> _Task prompt_: Look through the records that follow. Copy every line containing the word "value".

(Items from a dataset)
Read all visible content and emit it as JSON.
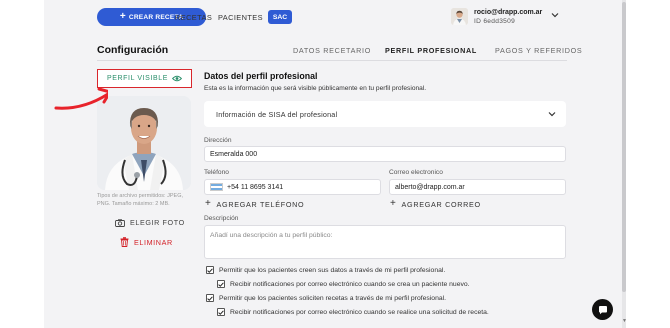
{
  "header": {
    "new_prescription_label": "CREAR RECETA",
    "nav": [
      "RECETAS",
      "PACIENTES"
    ],
    "sac_label": "SAC",
    "user": {
      "email": "rocio@drapp.com.ar",
      "id": "ID 6edd3509"
    }
  },
  "page": {
    "title": "Configuración",
    "tabs": [
      "DATOS RECETARIO",
      "PERFIL PROFESIONAL",
      "PAGOS Y REFERIDOS"
    ],
    "active_tab": "PERFIL PROFESIONAL"
  },
  "profile_sidebar": {
    "visible_label": "PERFIL VISIBLE",
    "photo_hint": "Tipos de archivo permitidos: JPEG, PNG. Tamaño máximo: 2 MB.",
    "choose_photo_label": "ELEGIR FOTO",
    "delete_label": "ELIMINAR"
  },
  "form": {
    "title": "Datos del perfil profesional",
    "subtitle": "Esta es la información que será visible públicamente en tu perfil profesional.",
    "sisa_label": "Información de SISA del profesional",
    "address": {
      "label": "Dirección",
      "value": "Esmeralda 000"
    },
    "phone": {
      "label": "Teléfono",
      "value": "+54 11 8695 3141"
    },
    "email": {
      "label": "Correo electronico",
      "value": "alberto@drapp.com.ar"
    },
    "add_phone_label": "AGREGAR TELÉFONO",
    "add_email_label": "AGREGAR CORREO",
    "description": {
      "label": "Descripción",
      "placeholder": "Añadí una descripción a tu perfil público:"
    },
    "checkboxes": [
      {
        "label": "Permitir que los pacientes creen sus datos a través de mi perfil profesional.",
        "checked": true
      },
      {
        "label": "Recibir notificaciones por correo electrónico cuando se crea un paciente nuevo.",
        "checked": true
      },
      {
        "label": "Permitir que los pacientes soliciten recetas a través de mi perfil profesional.",
        "checked": true
      },
      {
        "label": "Recibir notificaciones por correo electrónico cuando se realice una solicitud de receta.",
        "checked": true
      }
    ]
  },
  "colors": {
    "primary": "#2f5bd4",
    "visible_green": "#2a8e6a",
    "danger": "#d32027",
    "highlight_red": "#d9262c"
  }
}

> _Reply to the exercise_:
      "value": "Esmeralda 000"
      "value": "+54 11 8695 3141"
      "value": "alberto@drapp.com.ar"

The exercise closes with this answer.